**Exercise brief**
Restate the lines word for word, from the one containing "Extract the structured" through the last line of the entries below, without any other lines.

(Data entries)

== == ==

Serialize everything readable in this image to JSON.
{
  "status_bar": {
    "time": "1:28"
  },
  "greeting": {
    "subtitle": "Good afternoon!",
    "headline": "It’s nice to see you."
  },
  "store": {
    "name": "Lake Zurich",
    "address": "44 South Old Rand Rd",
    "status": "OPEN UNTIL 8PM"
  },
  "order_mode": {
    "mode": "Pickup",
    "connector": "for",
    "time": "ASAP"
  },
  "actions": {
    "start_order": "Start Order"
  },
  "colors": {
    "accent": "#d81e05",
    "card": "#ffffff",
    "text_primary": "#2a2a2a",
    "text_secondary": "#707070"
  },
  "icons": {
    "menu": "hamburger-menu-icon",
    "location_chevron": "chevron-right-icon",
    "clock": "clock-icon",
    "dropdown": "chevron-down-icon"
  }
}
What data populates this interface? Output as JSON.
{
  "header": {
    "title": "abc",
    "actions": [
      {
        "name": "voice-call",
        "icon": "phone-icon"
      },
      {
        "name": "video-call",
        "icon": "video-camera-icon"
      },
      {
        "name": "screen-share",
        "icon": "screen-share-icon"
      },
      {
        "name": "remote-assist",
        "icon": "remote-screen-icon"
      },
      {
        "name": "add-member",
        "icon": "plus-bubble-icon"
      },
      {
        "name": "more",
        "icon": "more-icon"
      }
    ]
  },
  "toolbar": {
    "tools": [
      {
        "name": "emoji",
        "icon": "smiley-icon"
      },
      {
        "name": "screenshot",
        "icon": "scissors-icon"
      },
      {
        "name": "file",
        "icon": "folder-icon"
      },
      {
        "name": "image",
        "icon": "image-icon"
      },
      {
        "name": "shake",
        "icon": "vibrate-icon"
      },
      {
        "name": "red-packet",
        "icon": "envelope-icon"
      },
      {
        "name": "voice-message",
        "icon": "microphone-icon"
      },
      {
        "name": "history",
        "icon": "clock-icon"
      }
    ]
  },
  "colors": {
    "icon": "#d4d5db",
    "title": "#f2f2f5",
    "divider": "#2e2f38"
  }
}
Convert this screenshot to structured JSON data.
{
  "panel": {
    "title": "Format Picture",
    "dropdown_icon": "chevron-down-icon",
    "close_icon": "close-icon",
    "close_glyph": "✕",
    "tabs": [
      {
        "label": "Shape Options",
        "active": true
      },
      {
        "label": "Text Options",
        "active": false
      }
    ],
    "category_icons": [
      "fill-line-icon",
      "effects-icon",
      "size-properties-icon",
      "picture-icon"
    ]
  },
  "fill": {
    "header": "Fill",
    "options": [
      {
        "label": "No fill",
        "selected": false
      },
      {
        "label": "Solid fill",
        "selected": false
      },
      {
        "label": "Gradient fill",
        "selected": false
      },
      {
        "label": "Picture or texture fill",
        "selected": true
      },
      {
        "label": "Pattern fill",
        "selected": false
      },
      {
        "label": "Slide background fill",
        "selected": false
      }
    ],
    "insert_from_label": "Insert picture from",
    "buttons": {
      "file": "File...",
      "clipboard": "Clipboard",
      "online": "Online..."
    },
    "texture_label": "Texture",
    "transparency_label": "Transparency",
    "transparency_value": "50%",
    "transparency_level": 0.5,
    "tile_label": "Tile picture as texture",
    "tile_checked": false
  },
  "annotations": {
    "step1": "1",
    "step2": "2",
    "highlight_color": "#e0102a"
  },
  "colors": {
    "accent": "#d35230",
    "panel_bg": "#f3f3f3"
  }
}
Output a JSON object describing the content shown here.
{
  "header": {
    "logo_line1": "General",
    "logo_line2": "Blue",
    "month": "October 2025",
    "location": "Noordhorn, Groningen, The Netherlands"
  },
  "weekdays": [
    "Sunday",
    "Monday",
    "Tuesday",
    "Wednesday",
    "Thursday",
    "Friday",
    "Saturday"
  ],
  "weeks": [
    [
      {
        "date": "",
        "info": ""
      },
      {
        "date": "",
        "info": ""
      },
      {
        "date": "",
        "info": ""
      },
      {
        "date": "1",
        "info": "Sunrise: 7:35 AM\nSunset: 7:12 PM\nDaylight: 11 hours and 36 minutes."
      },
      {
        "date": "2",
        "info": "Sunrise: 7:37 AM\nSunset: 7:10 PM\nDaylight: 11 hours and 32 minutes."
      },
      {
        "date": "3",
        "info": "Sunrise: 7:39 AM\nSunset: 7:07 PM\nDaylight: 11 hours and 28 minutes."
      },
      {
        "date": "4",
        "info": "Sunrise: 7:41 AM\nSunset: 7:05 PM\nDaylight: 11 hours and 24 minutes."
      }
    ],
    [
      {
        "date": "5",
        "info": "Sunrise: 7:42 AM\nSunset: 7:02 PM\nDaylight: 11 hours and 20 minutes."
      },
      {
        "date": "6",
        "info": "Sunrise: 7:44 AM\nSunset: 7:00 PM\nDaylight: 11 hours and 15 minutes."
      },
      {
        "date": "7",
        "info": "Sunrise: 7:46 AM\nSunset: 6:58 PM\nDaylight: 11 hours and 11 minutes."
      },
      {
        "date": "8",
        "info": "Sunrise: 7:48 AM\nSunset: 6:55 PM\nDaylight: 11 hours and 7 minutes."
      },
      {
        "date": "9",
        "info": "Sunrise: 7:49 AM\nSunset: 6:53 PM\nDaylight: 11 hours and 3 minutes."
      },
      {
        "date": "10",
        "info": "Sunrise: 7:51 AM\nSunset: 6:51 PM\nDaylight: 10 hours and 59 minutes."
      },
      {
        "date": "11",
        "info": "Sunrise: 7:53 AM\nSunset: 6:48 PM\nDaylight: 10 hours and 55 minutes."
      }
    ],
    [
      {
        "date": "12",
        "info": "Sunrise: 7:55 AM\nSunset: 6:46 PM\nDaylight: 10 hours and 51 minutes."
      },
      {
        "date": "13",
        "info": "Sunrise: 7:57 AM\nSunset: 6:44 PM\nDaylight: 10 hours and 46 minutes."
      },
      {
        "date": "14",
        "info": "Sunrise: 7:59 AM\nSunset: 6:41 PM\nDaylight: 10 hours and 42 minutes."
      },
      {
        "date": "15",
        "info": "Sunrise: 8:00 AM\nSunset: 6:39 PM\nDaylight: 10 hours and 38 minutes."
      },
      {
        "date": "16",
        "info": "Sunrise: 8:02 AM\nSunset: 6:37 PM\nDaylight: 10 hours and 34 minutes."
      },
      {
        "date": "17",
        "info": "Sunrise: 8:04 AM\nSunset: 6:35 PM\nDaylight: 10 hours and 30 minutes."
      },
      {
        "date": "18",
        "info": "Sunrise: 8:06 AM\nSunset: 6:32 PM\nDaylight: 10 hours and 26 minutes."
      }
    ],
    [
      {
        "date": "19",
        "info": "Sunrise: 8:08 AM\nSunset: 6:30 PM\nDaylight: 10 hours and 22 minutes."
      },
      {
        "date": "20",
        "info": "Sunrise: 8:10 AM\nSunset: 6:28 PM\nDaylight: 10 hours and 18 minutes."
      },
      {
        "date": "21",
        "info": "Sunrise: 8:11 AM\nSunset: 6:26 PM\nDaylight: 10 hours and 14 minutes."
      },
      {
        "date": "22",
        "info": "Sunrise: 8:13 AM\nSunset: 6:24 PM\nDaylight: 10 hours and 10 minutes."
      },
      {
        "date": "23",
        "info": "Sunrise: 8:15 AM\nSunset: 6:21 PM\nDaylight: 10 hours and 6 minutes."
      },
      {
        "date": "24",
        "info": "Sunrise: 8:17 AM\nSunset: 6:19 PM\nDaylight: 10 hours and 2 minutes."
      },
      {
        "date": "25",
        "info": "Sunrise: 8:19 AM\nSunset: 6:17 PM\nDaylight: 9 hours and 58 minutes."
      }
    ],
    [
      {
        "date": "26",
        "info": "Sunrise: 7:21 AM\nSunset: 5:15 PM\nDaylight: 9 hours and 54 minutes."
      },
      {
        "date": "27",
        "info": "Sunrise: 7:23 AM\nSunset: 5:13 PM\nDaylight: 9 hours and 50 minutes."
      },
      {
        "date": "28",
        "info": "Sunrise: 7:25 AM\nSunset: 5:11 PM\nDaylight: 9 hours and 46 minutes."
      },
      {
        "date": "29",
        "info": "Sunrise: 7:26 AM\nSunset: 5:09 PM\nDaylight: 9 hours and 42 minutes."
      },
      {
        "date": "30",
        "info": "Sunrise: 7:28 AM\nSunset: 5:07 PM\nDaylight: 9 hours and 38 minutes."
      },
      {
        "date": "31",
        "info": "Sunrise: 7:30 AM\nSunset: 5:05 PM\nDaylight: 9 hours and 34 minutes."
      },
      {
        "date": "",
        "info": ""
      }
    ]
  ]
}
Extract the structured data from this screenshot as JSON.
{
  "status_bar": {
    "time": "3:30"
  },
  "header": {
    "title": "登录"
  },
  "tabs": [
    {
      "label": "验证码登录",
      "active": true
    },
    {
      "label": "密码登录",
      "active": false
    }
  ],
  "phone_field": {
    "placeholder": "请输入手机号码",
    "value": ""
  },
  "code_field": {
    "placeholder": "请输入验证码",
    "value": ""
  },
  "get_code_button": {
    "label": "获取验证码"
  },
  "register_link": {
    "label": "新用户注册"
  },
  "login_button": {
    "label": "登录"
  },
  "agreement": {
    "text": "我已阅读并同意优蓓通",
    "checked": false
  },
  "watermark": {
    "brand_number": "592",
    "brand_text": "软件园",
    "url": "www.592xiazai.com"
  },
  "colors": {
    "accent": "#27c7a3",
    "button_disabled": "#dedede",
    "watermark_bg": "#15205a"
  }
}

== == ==

**Answer section**
Extract the structured data from this screenshot as JSON.
{
  "status_bar": {
    "time": "3:30"
  },
  "header": {
    "title": "登录"
  },
  "tabs": [
    {
      "label": "验证码登录",
      "active": true
    },
    {
      "label": "密码登录",
      "active": false
    }
  ],
  "phone_field": {
    "placeholder": "请输入手机号码",
    "value": ""
  },
  "code_field": {
    "placeholder": "请输入验证码",
    "value": ""
  },
  "get_code_button": {
    "label": "获取验证码"
  },
  "register_link": {
    "label": "新用户注册"
  },
  "login_button": {
    "label": "登录"
  },
  "agreement": {
    "text": "我已阅读并同意优蓓通",
    "checked": false
  },
  "watermark": {
    "brand_number": "592",
    "brand_text": "软件园",
    "url": "www.592xiazai.com"
  },
  "colors": {
    "accent": "#27c7a3",
    "button_disabled": "#dedede",
    "watermark_bg": "#15205a"
  }
}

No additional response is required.